In the reverse Monte Carlo (RMC) modeling, there is no constraint of symmetry exerted on the model. Once the initial unit cell is expanded to a supercell, the symmetry constraint will be removed and the model will be purely driven by the data together with some other physical or chemical constraint. The purpose is to provide the model with as large configuration space as possible to explore and therefore it is hopeful that the model will be able to catch the distortion feature that is otherwise not accessible from the unit cell based routines. However, sometimes we may be still interested in the symmetry of the resulted supercell configuration from the RMC fitting. With this regard, the findsym program [1] developed by H. T. Stoles and B. J. Campbell, et al. could be used to extract the symmetry from a P1 cell.

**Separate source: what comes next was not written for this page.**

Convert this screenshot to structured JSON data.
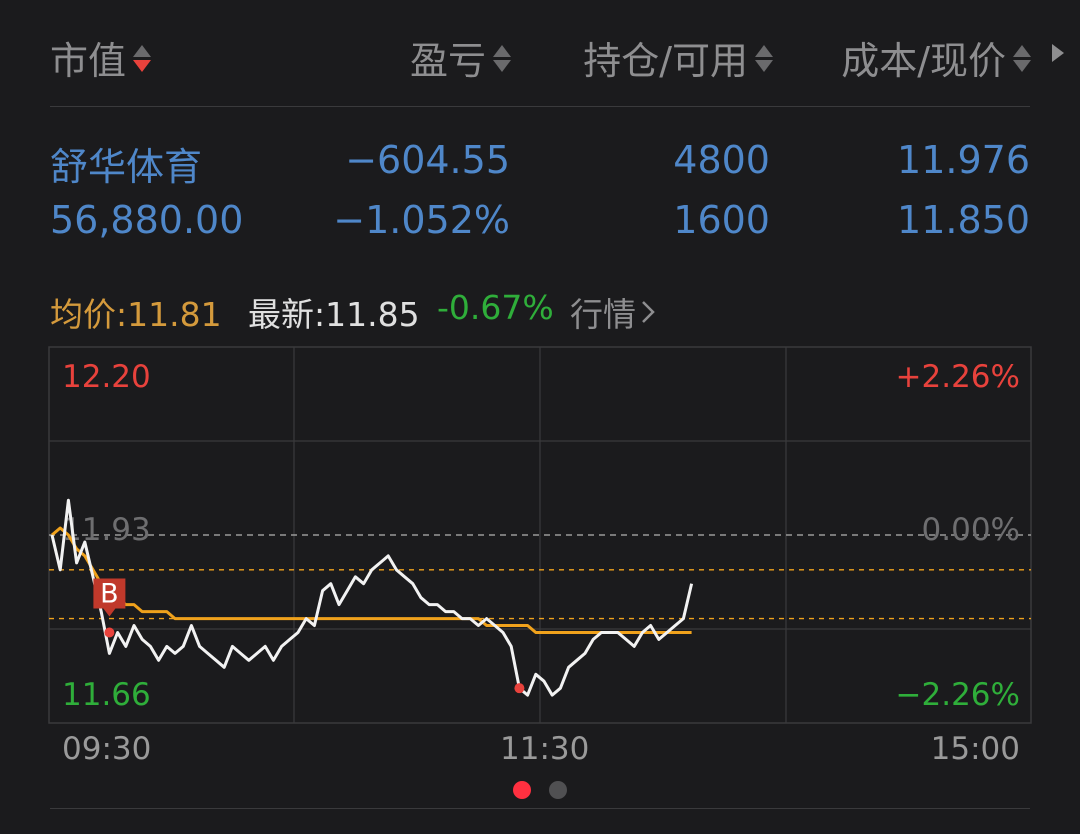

There is an on-line version of the program available at [2]. Also, there is a command-line version of the program which can be found at [3]. The download is password protected, please get in touch with either myself (in which case I will get in touch with the developer for permission) or one can directly contact the developer for download.

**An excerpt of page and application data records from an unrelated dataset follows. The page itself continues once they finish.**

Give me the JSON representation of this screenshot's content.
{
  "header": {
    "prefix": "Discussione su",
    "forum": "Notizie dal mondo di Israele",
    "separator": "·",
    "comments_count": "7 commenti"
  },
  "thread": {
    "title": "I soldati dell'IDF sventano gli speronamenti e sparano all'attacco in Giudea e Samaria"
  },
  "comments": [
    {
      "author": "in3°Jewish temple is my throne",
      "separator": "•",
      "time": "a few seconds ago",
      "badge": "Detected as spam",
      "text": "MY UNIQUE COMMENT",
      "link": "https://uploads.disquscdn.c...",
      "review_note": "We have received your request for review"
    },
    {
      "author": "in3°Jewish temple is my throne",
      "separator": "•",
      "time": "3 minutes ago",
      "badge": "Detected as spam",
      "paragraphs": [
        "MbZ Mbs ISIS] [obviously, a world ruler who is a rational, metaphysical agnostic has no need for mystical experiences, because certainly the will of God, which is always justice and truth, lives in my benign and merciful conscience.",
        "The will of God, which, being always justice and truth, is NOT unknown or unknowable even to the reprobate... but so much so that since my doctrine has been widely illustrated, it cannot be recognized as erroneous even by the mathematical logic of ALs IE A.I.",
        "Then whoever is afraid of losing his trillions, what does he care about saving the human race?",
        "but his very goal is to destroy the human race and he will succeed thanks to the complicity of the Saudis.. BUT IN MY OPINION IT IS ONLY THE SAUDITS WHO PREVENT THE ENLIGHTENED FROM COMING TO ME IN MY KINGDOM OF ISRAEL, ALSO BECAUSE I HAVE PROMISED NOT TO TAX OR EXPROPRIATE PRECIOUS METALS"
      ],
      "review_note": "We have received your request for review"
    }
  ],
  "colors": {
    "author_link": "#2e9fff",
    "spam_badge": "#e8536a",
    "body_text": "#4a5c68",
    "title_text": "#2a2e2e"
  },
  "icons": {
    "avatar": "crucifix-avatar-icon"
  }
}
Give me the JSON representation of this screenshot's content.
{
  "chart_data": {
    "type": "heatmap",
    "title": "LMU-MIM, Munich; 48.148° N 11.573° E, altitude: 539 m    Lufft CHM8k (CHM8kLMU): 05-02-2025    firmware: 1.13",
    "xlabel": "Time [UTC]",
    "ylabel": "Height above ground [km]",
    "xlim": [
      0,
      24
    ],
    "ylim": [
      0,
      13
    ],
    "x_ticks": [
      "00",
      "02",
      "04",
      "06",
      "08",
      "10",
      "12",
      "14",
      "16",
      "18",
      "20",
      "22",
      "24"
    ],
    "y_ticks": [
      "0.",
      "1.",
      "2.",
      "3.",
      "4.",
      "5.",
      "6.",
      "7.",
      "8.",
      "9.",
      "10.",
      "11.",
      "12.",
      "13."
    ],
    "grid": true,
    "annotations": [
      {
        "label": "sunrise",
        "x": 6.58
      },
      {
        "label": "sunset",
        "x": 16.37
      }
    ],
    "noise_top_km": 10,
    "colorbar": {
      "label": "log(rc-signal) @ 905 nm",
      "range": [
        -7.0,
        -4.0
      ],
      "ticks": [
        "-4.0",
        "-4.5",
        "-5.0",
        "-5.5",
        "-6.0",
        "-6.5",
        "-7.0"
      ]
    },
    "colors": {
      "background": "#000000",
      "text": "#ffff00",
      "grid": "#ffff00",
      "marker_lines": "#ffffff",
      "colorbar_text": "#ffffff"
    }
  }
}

To use the program, one can follow the process below.

  1. Use the included findsym_cifinput program to generate the input file for running findsym.

    ./findsym_cifinput CIF_FILE_NAME.cif > CIF_FILE_NAME.inp
  2. Grab the generated input file (CIF_FILE_NAME.inp in this example) and run findsym.

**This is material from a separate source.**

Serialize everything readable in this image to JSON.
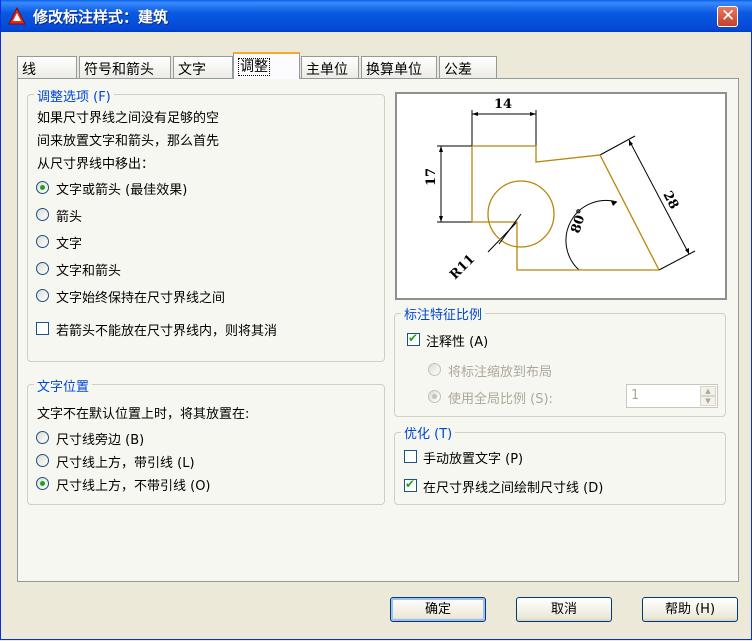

    ./findsym < CIF_FILE_NAME.inp > CIF_FILE_NAME.out

    Most of the settings in the input file generated above should not need any retouching, apart from the tolerance settings as presented in the head part of the input file,

    CIF file mn3sn_500.cif

    The several tolerance settings here specify how tolerant we are for the various structure aspects. The more tolerant we are, the higher chance we will have to extract a higher symmetry, and vice versa. Imagine that we have zero tolerance, then a tiny amount of distortion from the ideal position or lattice parameter will be considered as lowering the symmetry and thus the extracted symmetry will tend to always end up with the P1 symmetry. In practice, one can play around with the tolerance settings and project a heat map to get a feel about the symmetry variation as the change of tolerance.


[1] H. T. Stokes and D. M. Hatch, J.Appl.Cryst.(2005).38,237-238.